* ACTION ITEM: In the material below, some lines carry "title". Copy each such line.

*** Begin section ***

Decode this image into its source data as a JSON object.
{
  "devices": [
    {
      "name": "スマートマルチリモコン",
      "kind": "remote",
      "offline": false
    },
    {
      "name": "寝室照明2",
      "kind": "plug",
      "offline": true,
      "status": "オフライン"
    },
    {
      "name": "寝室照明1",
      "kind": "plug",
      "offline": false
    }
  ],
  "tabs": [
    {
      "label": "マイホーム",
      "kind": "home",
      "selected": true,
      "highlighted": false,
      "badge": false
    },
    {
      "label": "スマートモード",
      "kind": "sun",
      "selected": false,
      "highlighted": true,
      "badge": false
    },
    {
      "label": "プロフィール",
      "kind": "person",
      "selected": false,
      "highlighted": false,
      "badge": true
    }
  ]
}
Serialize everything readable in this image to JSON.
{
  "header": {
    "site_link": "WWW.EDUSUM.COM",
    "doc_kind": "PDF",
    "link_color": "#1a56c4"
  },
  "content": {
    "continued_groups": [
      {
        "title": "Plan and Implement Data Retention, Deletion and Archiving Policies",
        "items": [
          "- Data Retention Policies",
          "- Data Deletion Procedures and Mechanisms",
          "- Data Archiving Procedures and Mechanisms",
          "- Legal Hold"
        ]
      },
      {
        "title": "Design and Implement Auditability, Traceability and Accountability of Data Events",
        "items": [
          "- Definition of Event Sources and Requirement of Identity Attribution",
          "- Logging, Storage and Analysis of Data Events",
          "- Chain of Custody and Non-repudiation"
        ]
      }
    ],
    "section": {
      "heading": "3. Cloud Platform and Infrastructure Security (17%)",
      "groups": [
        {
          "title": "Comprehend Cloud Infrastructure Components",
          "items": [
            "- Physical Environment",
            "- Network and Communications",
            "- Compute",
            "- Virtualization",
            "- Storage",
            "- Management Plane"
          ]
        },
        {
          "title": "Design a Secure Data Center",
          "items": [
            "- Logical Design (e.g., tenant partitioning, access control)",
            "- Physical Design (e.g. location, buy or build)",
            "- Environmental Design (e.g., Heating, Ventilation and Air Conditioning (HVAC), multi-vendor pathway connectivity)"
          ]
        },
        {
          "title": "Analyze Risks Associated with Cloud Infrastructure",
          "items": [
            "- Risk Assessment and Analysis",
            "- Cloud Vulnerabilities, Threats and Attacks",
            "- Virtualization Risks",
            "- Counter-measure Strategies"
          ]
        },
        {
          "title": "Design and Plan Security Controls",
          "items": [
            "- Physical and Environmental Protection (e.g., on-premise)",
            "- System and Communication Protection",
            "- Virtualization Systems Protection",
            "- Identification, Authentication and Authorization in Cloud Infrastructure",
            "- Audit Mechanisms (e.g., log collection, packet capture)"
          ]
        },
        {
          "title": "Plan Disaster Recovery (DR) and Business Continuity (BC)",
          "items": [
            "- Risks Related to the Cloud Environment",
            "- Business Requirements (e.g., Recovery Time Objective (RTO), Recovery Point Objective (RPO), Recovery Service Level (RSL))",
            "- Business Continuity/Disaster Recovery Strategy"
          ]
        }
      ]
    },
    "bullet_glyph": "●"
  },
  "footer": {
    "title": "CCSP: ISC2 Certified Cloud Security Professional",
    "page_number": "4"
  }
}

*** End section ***

* SOLVED EXERCISE:
        "title": "Plan and Implement Data Retention, Deletion and Archiving Policies",
        "title": "Design and Implement Auditability, Traceability and Accountability of Data Events",
          "title": "Comprehend Cloud Infrastructure Components",
          "title": "Design a Secure Data Center",
          "title": "Analyze Risks Associated with Cloud Infrastructure",
          "title": "Design and Plan Security Controls",
          "title": "Plan Disaster Recovery (DR) and Business Continuity (BC)",
    "title": "CCSP: ISC2 Certified Cloud Security Professional",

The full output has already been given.